Skip forward 5 years and The Bourne Legacy arrives in cinemas across the world, number four in the series. We follow one moreof the CIA's secret experiments in Jeremy Renner's Aaron Cross, a secret agent using pills for enhanced physical and mental abilities. The project that 'created' Jason Bourne, attempting to engineer fighting machines, has been exposed and this experiment is to be terminated as a consequence, along with those participating in it, including Cross. Legacy involves Cross searching for more of his medication, searching for truth and escaping the termination.

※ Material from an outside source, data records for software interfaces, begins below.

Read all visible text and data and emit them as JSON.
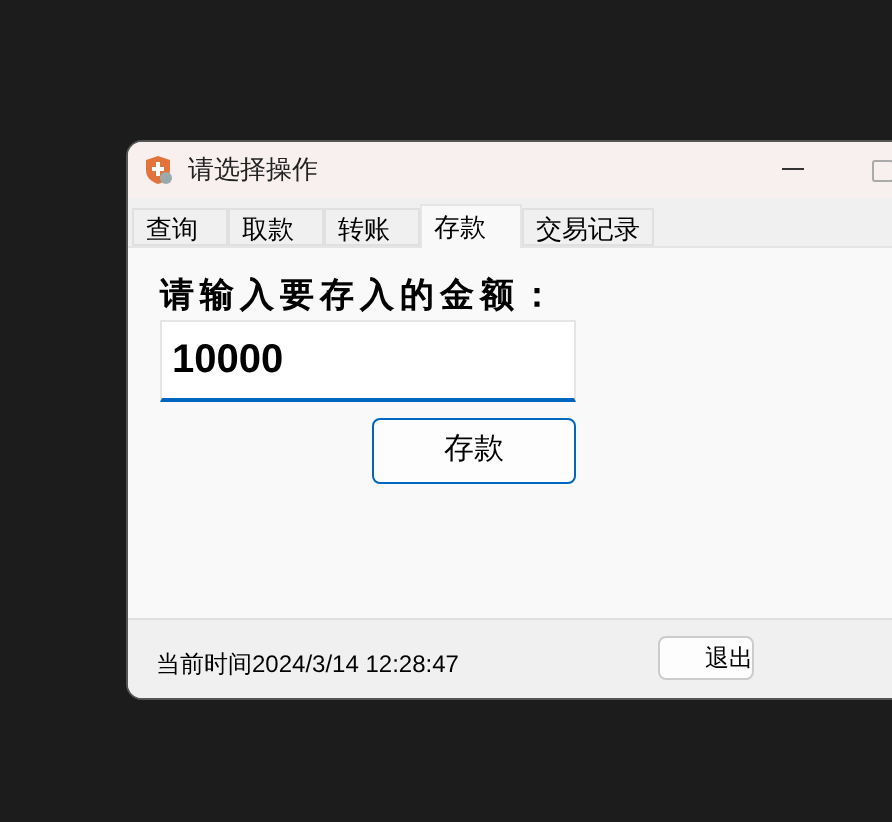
{
  "window": {
    "title": "请选择操作"
  },
  "tabs": [
    {
      "label": "查询",
      "selected": false
    },
    {
      "label": "取款",
      "selected": false
    },
    {
      "label": "转账",
      "selected": false
    },
    {
      "label": "存款",
      "selected": true
    },
    {
      "label": "交易记录",
      "selected": false
    }
  ],
  "deposit": {
    "prompt": "请输入要存入的金额：",
    "amount": "10000",
    "button": "存款"
  },
  "status_bar": {
    "time": "当前时间2024/3/14 12:28:47",
    "exit_button": "退出"
  }
}
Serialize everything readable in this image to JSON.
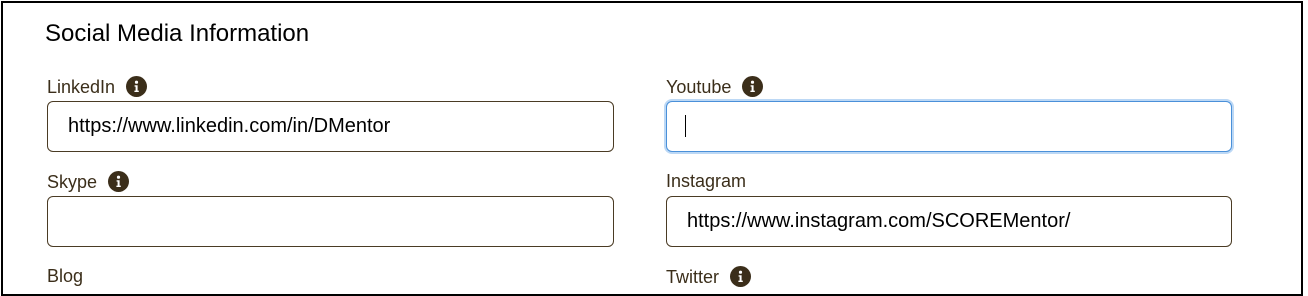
{
  "section": {
    "title": "Social Media Information"
  },
  "fields": {
    "linkedin": {
      "label": "LinkedIn",
      "value": "https://www.linkedin.com/in/DMentor",
      "has_info_icon": true
    },
    "youtube": {
      "label": "Youtube",
      "value": "",
      "has_info_icon": true,
      "focused": true
    },
    "skype": {
      "label": "Skype",
      "value": "",
      "has_info_icon": true
    },
    "instagram": {
      "label": "Instagram",
      "value": "https://www.instagram.com/SCOREMentor/",
      "has_info_icon": false
    },
    "blog": {
      "label": "Blog",
      "has_info_icon": false
    },
    "twitter": {
      "label": "Twitter",
      "has_info_icon": true
    }
  },
  "colors": {
    "label_text": "#3b2e1a",
    "input_border": "#4a3b24",
    "focus_border": "#4a90d9",
    "icon_bg": "#3b2e1a"
  }
}
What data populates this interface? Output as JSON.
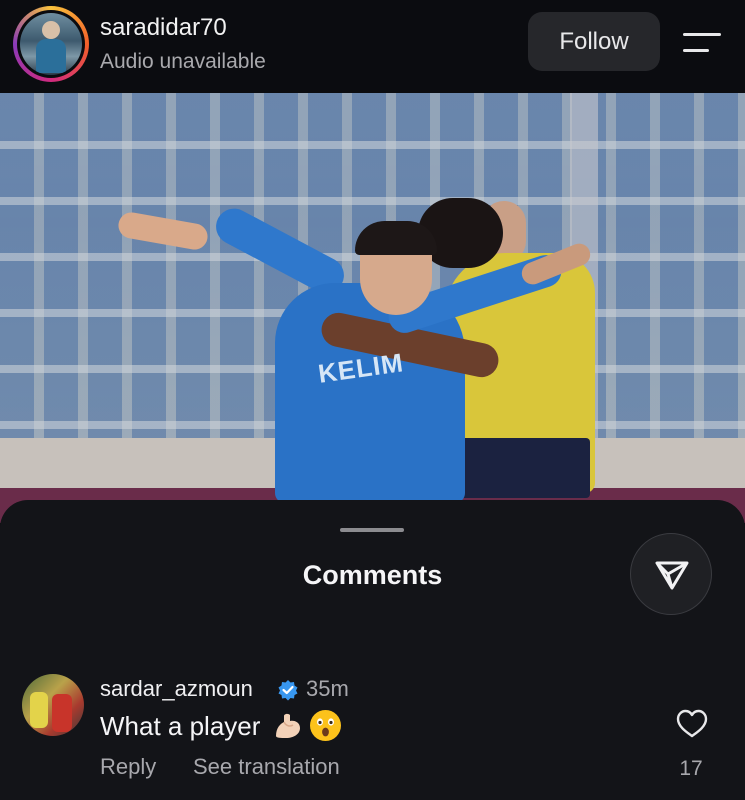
{
  "header": {
    "username": "saradidar70",
    "audio_status": "Audio unavailable",
    "follow_label": "Follow"
  },
  "photo": {
    "jersey_text": "KELIM"
  },
  "comments_sheet": {
    "title": "Comments",
    "comments": [
      {
        "username": "sardar_azmoun",
        "verified": true,
        "time": "35m",
        "text": "What a player",
        "emojis": [
          "flexed-biceps",
          "astonished-face"
        ],
        "reply_label": "Reply",
        "translate_label": "See translation",
        "like_count": "17"
      }
    ]
  },
  "colors": {
    "background": "#0b0c10",
    "sheet": "#131418",
    "verified_blue": "#3897f0",
    "muted_text": "#a8a8ad"
  }
}
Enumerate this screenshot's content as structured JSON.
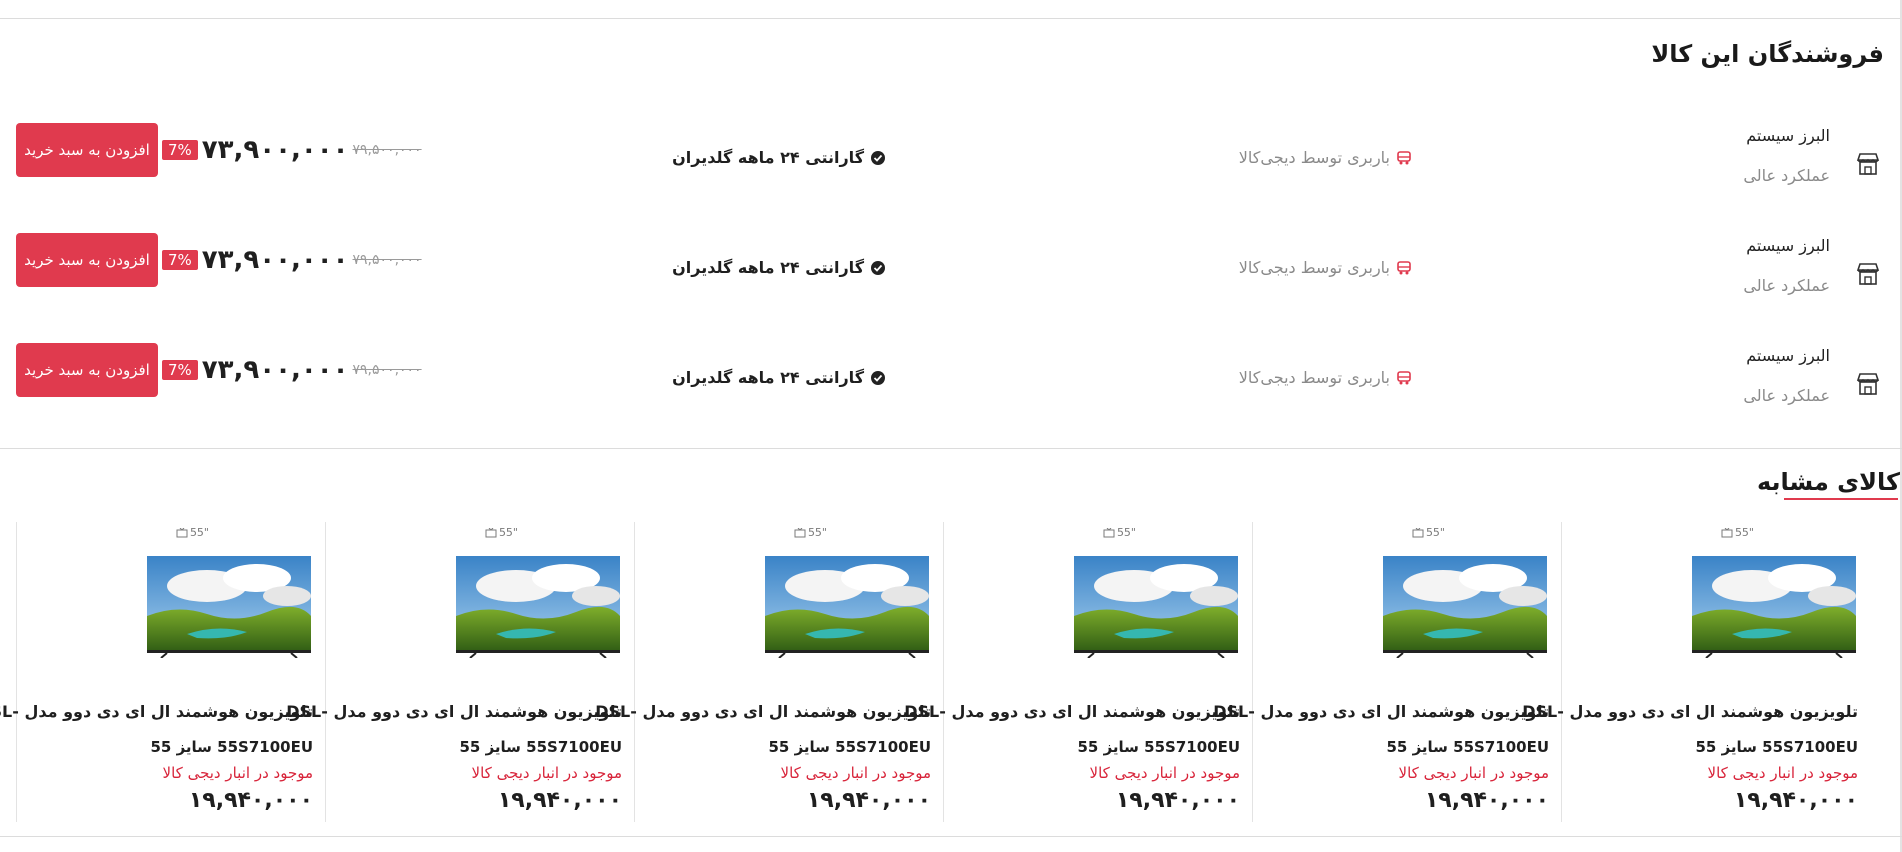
{
  "sellers_section": {
    "title": "فروشندگان این کالا",
    "rows": [
      {
        "seller_name": "البرز سیستم",
        "rating": "عملکرد عالی",
        "shipping": "باربری توسط دیجی‌کالا",
        "warranty": "گارانتی ۲۴ ماهه گلدیران",
        "old_price": "۷۹,۵۰۰,۰۰۰",
        "price": "۷۳,۹۰۰,۰۰۰",
        "discount": "7%",
        "button_label": "افزودن به سبد خرید"
      },
      {
        "seller_name": "البرز سیستم",
        "rating": "عملکرد عالی",
        "shipping": "باربری توسط دیجی‌کالا",
        "warranty": "گارانتی ۲۴ ماهه گلدیران",
        "old_price": "۷۹,۵۰۰,۰۰۰",
        "price": "۷۳,۹۰۰,۰۰۰",
        "discount": "7%",
        "button_label": "افزودن به سبد خرید"
      },
      {
        "seller_name": "البرز سیستم",
        "rating": "عملکرد عالی",
        "shipping": "باربری توسط دیجی‌کالا",
        "warranty": "گارانتی ۲۴ ماهه گلدیران",
        "old_price": "۷۹,۵۰۰,۰۰۰",
        "price": "۷۳,۹۰۰,۰۰۰",
        "discount": "7%",
        "button_label": "افزودن به سبد خرید"
      }
    ]
  },
  "similar_section": {
    "title": "کالای مشابه",
    "products": [
      {
        "size": "55\"",
        "name": "تلویزیون هوشمند ال ای دی دوو مدل -DSL",
        "model": "55S7100EU سایز 55",
        "stock": "موجود در انبار دیجی کالا",
        "price": "۱۹,۹۴۰,۰۰۰"
      },
      {
        "size": "55\"",
        "name": "تلویزیون هوشمند ال ای دی دوو مدل -DSL",
        "model": "55S7100EU سایز 55",
        "stock": "موجود در انبار دیجی کالا",
        "price": "۱۹,۹۴۰,۰۰۰"
      },
      {
        "size": "55\"",
        "name": "تلویزیون هوشمند ال ای دی دوو مدل -DSL",
        "model": "55S7100EU سایز 55",
        "stock": "موجود در انبار دیجی کالا",
        "price": "۱۹,۹۴۰,۰۰۰"
      },
      {
        "size": "55\"",
        "name": "تلویزیون هوشمند ال ای دی دوو مدل -DSL",
        "model": "55S7100EU سایز 55",
        "stock": "موجود در انبار دیجی کالا",
        "price": "۱۹,۹۴۰,۰۰۰"
      },
      {
        "size": "55\"",
        "name": "تلویزیون هوشمند ال ای دی دوو مدل -DSL",
        "model": "55S7100EU سایز 55",
        "stock": "موجود در انبار دیجی کالا",
        "price": "۱۹,۹۴۰,۰۰۰"
      },
      {
        "size": "55\"",
        "name": "تلویزیون هوشمند ال ای دی دوو مدل -DSL",
        "model": "55S7100EU سایز 55",
        "stock": "موجود در انبار دیجی کالا",
        "price": "۱۹,۹۴۰,۰۰۰"
      }
    ]
  },
  "icons": {
    "store": "store-icon",
    "truck": "truck-icon",
    "warranty": "shield-check-icon",
    "tv": "tv-icon"
  },
  "colors": {
    "accent": "#e03a4e",
    "stock": "#d8243a",
    "muted": "#8a8a8a"
  }
}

The film takes quite a while to get going. You would have thought, being the fourth in a series of films, you wouldn't need so much build up and explanation to get the plot going but the nature of the story, loosely taken from the respective book in the novel series by Robert Ludlum, is that more explanation is needed. In fact, the opening half hour, set mainly in Alaska, is quite confusing as the film flicks to the CIA headquarters and back, introducing mostly new characters.
However, when the action finally gets into gear and sets off, the pace is thrilling and stunt-filled action sequences very exciting. This is Renner's first major lead role and he shows why it's been a long time coming. He has a good balance of relating to the audience and being distant in his role as an engineered secret agent. It's still a Bourne film with exciting chases, stunts and fights, for sure, but just seems slightly recycled with different characters and plot line.
This is maybe its downfall. Like with the novel series, there has been a long wait for the next instalment and the relative cliffhanger audiences were left on in regards to Jason Bourne is still not resolved (though it wouldn't be right if it was!). So the hype surrounding the film didn't really materialise.
Don't get me wrong, as a stand alone film it isn't too bad and fans of the Bourne series will enjoy Legacy, in how it does interweave with the previous instalments, but it just doesn't live up to its predecessors. This may be a case where a movie trilogy would have been better left at number three.